Guam war reparations stripped from proposed defense budget
CAMP FOSTER, Okinawa — A bill proposing the U.S. pay Guam residents for their suffering during World War II died in Congress this week, the latest defeat in the islanders’ nearly three-decade quest for war reparations.
The reparations were part of next year’s proposed defense budget but were stripped out at the last minute by fiscally conservative Senate Republicans, who have opposed compensating the territory.
Many Guamanians feel the United States still owes them because it abandoned the island at the outbreak of the war and left the population to endure forced labor, public executions and internment during a brutal Japanese occupation that ended in 1944. The sentiment remains strong on the tiny territory of 170,000 residents, but Guam representatives have failed to persuade the U.S. government to compensate them despite 27 years of filing reparations proposals in Congress.

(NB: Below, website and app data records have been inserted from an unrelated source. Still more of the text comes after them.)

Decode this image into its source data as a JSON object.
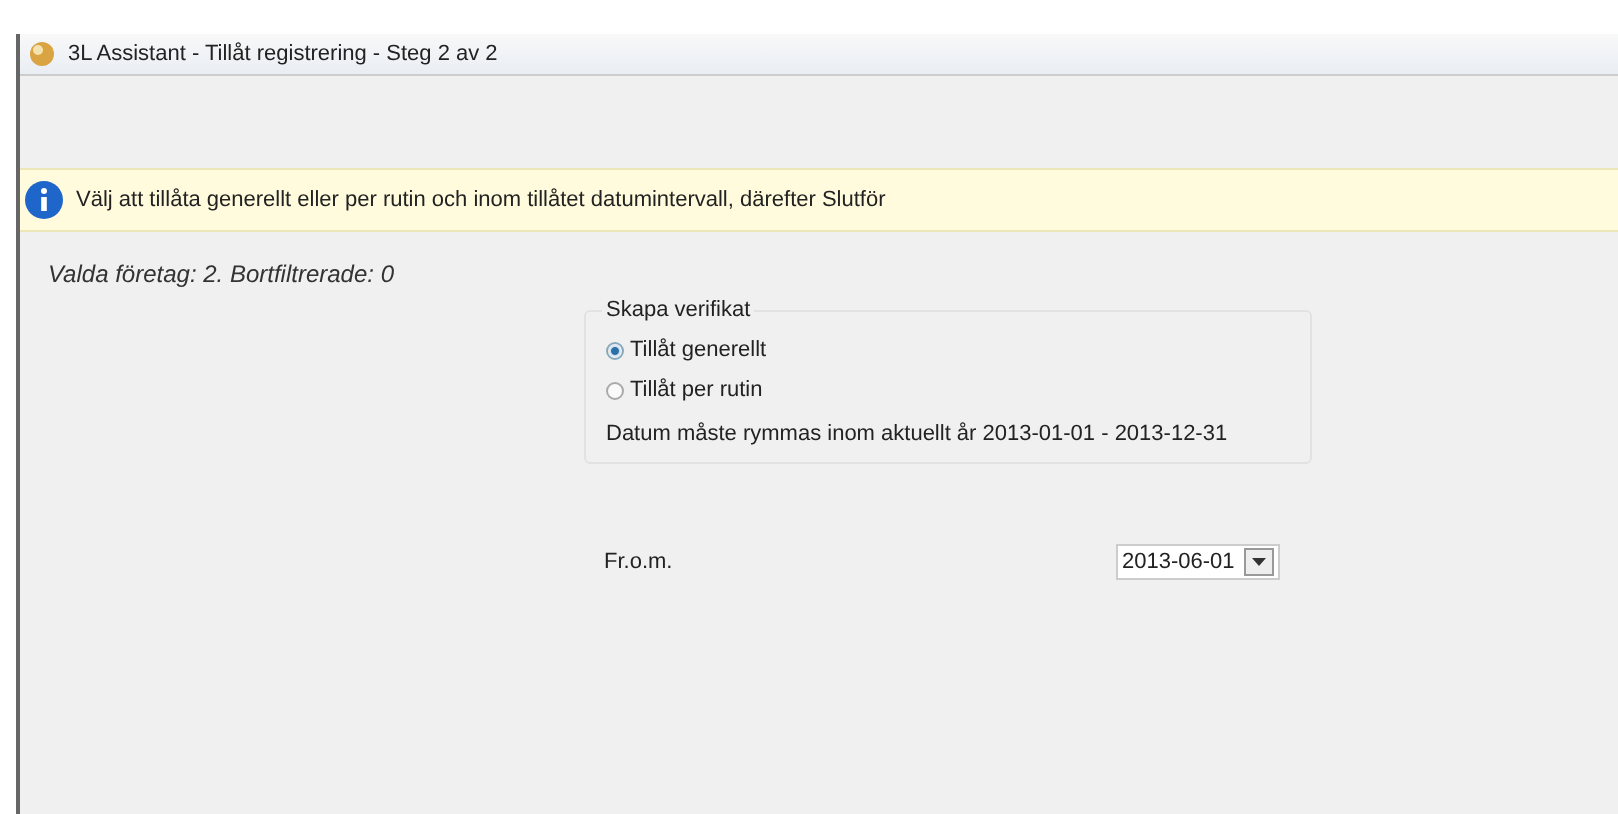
{
  "window": {
    "title": "3L Assistant - Tillåt registrering - Steg 2 av 2"
  },
  "info_bar": {
    "text": "Välj att tillåta generellt eller per rutin och inom tillåtet datumintervall, därefter Slutför"
  },
  "summary": "Valda företag: 2. Bortfiltrerade: 0",
  "group": {
    "title": "Skapa verifikat",
    "options": [
      {
        "label": "Tillåt generellt",
        "selected": true
      },
      {
        "label": "Tillåt per rutin",
        "selected": false
      }
    ],
    "note": "Datum måste rymmas inom aktuellt år 2013-01-01 - 2013-12-31"
  },
  "from_date": {
    "label": "Fr.o.m.",
    "value": "2013-06-01"
  }
}
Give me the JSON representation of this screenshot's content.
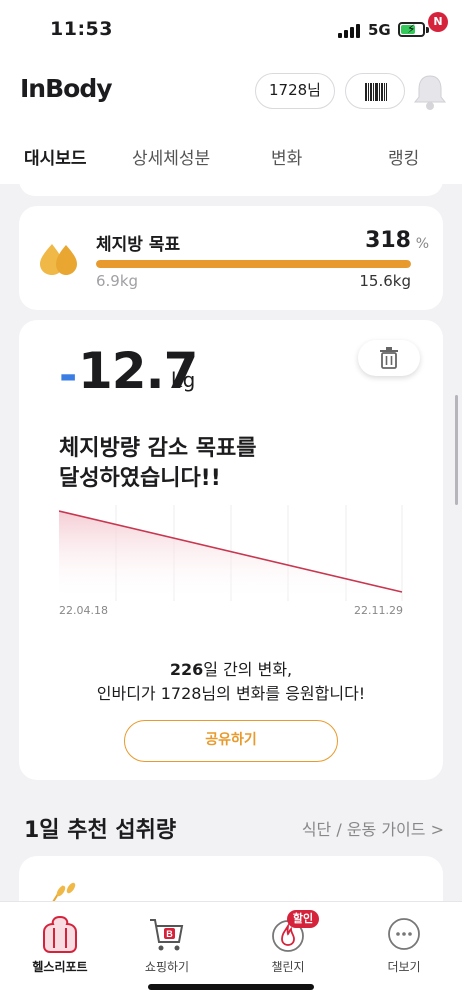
{
  "status": {
    "time": "11:53",
    "network": "5G"
  },
  "header": {
    "logo": "InBody",
    "user": "1728님"
  },
  "notification": {
    "badge": "N"
  },
  "tabs": [
    {
      "label": "대시보드",
      "active": true
    },
    {
      "label": "상세체성분",
      "active": false
    },
    {
      "label": "변화",
      "active": false
    },
    {
      "label": "랭킹",
      "active": false
    }
  ],
  "goal": {
    "title": "체지방 목표",
    "percent": "318",
    "percent_sign": "%",
    "start": "6.9kg",
    "end": "15.6kg",
    "progress_fraction": 1.0
  },
  "achievement": {
    "sign": "-",
    "value": "12.7",
    "unit": "kg",
    "line1": "체지방량 감소 목표를",
    "line2": "달성하였습니다!!",
    "start_date": "22.04.18",
    "end_date": "22.11.29",
    "days": "226",
    "summary_suffix": "일 간의 변화,",
    "summary2": "인바디가 1728님의 변화를 응원합니다!",
    "share_label": "공유하기"
  },
  "intake": {
    "title": "1일 추천 섭취량",
    "guide_link": "식단 / 운동 가이드 >"
  },
  "bottom_nav": [
    {
      "label": "헬스리포트",
      "active": true
    },
    {
      "label": "쇼핑하기",
      "active": false
    },
    {
      "label": "챌린지",
      "active": false,
      "badge": "할인"
    },
    {
      "label": "더보기",
      "active": false
    }
  ],
  "colors": {
    "accent": "#e89a2c",
    "brand_red": "#d6233c",
    "trend_line": "#c8374f",
    "blue": "#3a7ee4"
  }
}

After the latest rejection, Congresswoman Madeleine Bordallo, D-Guam, who sponsored the bill and has called war reparations her top concern, issued a statement saying she was “deeply disappointed” that the compensation was removed from the defense budget by Sen. John McCain, R.-Ariz., and other Republicans.
The bill would have authorized $100 million for payments to Guamanians who were alive and suffered during the Japanese occupation of the island. That proposal was a scaled-back compromise of an earlier version of the bill, which would have also paid heirs of war survivors.

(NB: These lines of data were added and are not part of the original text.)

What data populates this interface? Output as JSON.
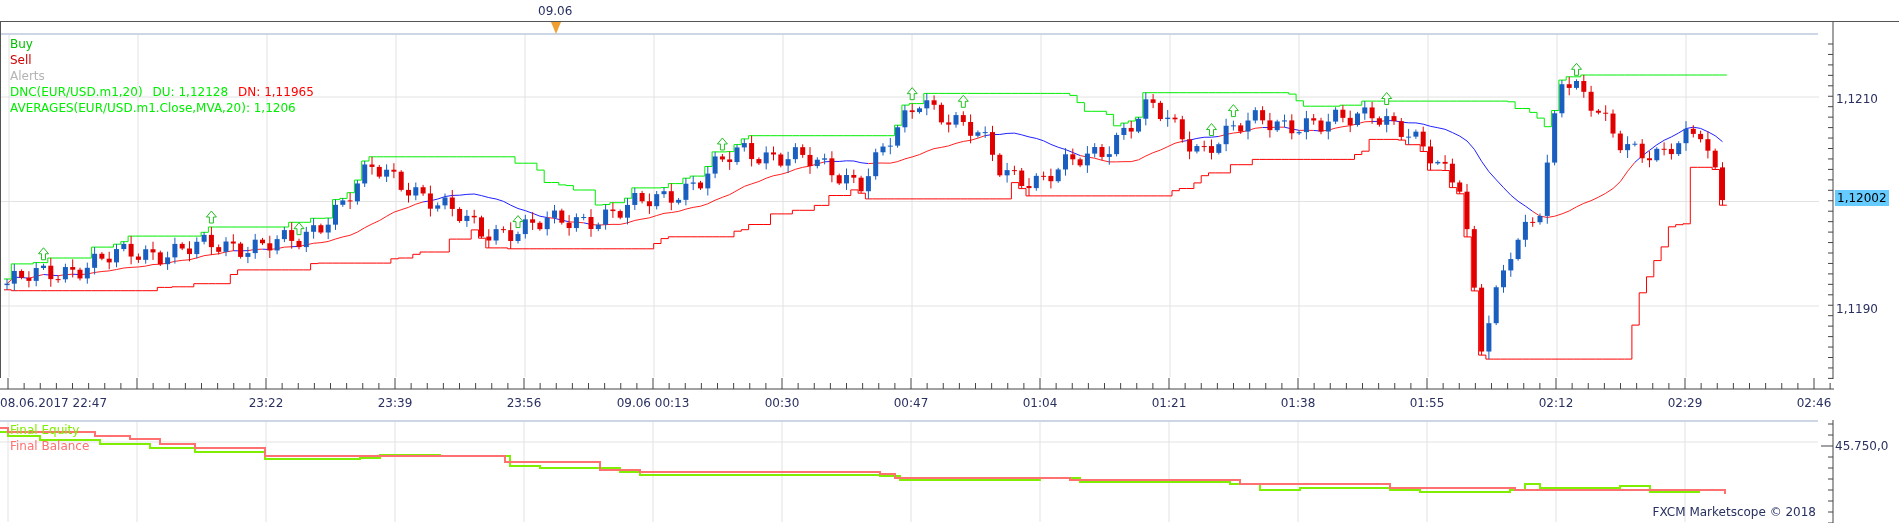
{
  "header": {
    "date_marker": "09.06"
  },
  "legend": [
    {
      "text": "Buy",
      "color": "#00c000"
    },
    {
      "text": "Sell",
      "color": "#d00000"
    },
    {
      "text": "Alerts",
      "color": "#b4b4b4"
    }
  ],
  "indicator_lines": [
    {
      "parts": [
        {
          "text": "DNC(EUR/USD.m1,20)",
          "color": "#00ee00"
        },
        {
          "text": "DU: 1,12128",
          "color": "#00ee00"
        },
        {
          "text": "DN: 1,11965",
          "color": "#ff0000"
        }
      ]
    },
    {
      "parts": [
        {
          "text": "AVERAGES(EUR/USD.m1.Close,MVA,20): 1,1206",
          "color": "#00ee00"
        }
      ]
    }
  ],
  "price_axis": {
    "labels": [
      "1,1210",
      "1,1190"
    ],
    "current_price": "1,12002"
  },
  "time_axis": {
    "labels": [
      "08.06.2017 22:47",
      "23:22",
      "23:39",
      "23:56",
      "09.06 00:13",
      "00:30",
      "00:47",
      "01:04",
      "01:21",
      "01:38",
      "01:55",
      "02:12",
      "02:29",
      "02:46"
    ]
  },
  "equity_panel": {
    "legend": [
      {
        "text": "Final Equity",
        "color": "#80ee00"
      },
      {
        "text": "Final Balance",
        "color": "#ff7070"
      }
    ],
    "axis_label": "45.750,0"
  },
  "copyright": "FXCM Marketscope © 2018"
}
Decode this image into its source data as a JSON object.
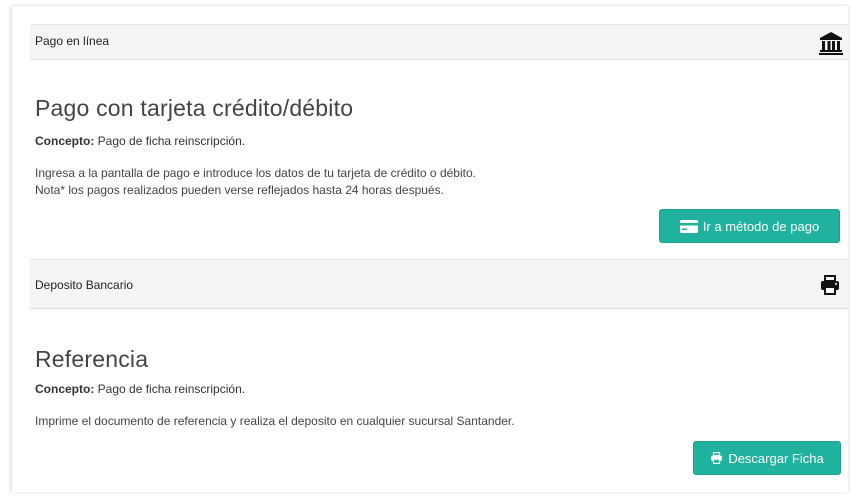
{
  "online": {
    "heading": "Pago en línea",
    "bank_icon": "bank-icon",
    "title": "Pago con tarjeta crédito/débito",
    "concept_label": "Concepto:",
    "concept_value": " Pago de ficha reinscripción.",
    "line1": "Ingresa a la pantalla de pago e introduce los datos de tu tarjeta de crédito o débito.",
    "line2": "Nota* los pagos realizados pueden verse reflejados hasta 24 horas después.",
    "button_label": "Ir a método de pago",
    "button_icon": "credit-card-icon"
  },
  "deposit": {
    "heading": "Deposito Bancario",
    "print_icon": "print-icon",
    "title": "Referencia",
    "concept_label": "Concepto:",
    "concept_value": " Pago de ficha reinscripción.",
    "line1": "Imprime el documento de referencia y realiza el deposito en cualquier sucursal Santander.",
    "button_label": "Descargar Ficha",
    "button_icon": "print-icon"
  },
  "colors": {
    "accent": "#20b29e",
    "heading_bg": "#f5f5f5"
  }
}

Frank Blas Jr., a member of the Guam legislature who founded a website and a traveling exhibition on Guam war survivors, said the rejection of the bill was a sign the U.S. government is ignoring the territory.
“A lot of people here are disappointed, frustrated, upset,” Blas said Thursday. “The Senate probably doesn’t understand. Here is an island thousands of miles away, out of sight out of mind.”
There are estimated to be fewer than 1,000 aging war survivors still alive today who are asking to be compensated for slave labor, internment and forced marches. The island’s feelings about war reparations have been stoked in recent months by a planned U.S. military buildup that will move 8,600 Marines from Okinawa to Guam.
The Guam legislature issued a resolution in September saying the U.S. should make good on the compensation before going ahead with the buildup.
But the defeat in Congress this week throws any future reparations into doubt, though it is unlikely the territory will abandon the issue.
“We can’t give up hope on these things,” Blas said.